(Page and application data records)
--*--

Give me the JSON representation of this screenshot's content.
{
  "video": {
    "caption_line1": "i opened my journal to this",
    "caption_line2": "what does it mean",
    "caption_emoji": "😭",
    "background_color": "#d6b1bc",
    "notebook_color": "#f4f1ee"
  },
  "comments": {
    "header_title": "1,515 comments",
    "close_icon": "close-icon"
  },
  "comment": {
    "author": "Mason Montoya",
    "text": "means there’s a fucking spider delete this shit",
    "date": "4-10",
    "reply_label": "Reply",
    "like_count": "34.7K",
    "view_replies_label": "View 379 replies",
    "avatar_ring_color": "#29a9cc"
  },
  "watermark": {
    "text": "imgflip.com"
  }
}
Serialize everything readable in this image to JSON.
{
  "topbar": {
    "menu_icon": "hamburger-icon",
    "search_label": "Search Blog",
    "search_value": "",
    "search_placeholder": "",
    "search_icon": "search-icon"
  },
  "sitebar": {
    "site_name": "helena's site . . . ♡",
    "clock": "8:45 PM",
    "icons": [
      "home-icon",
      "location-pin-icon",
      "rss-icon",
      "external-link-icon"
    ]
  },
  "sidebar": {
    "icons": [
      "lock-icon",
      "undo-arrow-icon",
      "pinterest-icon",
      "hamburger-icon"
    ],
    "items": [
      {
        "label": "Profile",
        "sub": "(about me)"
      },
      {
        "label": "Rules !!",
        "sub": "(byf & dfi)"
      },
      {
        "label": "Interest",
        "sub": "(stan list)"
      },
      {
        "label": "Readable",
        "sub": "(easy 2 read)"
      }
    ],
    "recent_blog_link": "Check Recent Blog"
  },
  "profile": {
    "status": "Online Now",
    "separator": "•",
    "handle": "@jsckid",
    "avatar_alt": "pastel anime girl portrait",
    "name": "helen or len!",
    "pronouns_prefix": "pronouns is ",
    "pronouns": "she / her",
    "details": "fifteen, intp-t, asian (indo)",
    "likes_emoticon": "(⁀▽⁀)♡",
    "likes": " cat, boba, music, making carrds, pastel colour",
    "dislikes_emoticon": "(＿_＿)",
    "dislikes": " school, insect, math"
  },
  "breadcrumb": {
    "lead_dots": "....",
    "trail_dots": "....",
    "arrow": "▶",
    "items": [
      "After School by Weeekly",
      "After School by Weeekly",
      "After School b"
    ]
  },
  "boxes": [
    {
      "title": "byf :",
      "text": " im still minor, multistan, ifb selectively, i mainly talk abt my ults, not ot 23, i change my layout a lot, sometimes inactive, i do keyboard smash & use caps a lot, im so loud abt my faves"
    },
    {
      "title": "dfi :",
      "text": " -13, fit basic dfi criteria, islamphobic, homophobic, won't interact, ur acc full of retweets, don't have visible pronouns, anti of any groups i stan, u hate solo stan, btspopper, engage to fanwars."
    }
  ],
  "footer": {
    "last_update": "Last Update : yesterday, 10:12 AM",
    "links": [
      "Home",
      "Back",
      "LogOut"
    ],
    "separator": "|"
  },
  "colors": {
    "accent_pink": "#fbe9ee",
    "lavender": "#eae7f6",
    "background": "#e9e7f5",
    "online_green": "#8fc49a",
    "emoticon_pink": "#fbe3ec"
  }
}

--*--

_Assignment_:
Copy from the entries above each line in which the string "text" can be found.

_Response area_:
    "text": "means there’s a fucking spider delete this shit",
    "text": "imgflip.com"
      "text": " im still minor, multistan, ifb selectively, i mainly talk abt my ults, not ot 23, i change my layout a lot, sometimes inactive, i do keyboard smash & use caps a lot, im so loud abt my faves"
      "text": " -13, fit basic dfi criteria, islamphobic, homophobic, won't interact, ur acc full of retweets, don't have visible pronouns, anti of any groups i stan, u hate solo stan, btspopper, engage to fanwars."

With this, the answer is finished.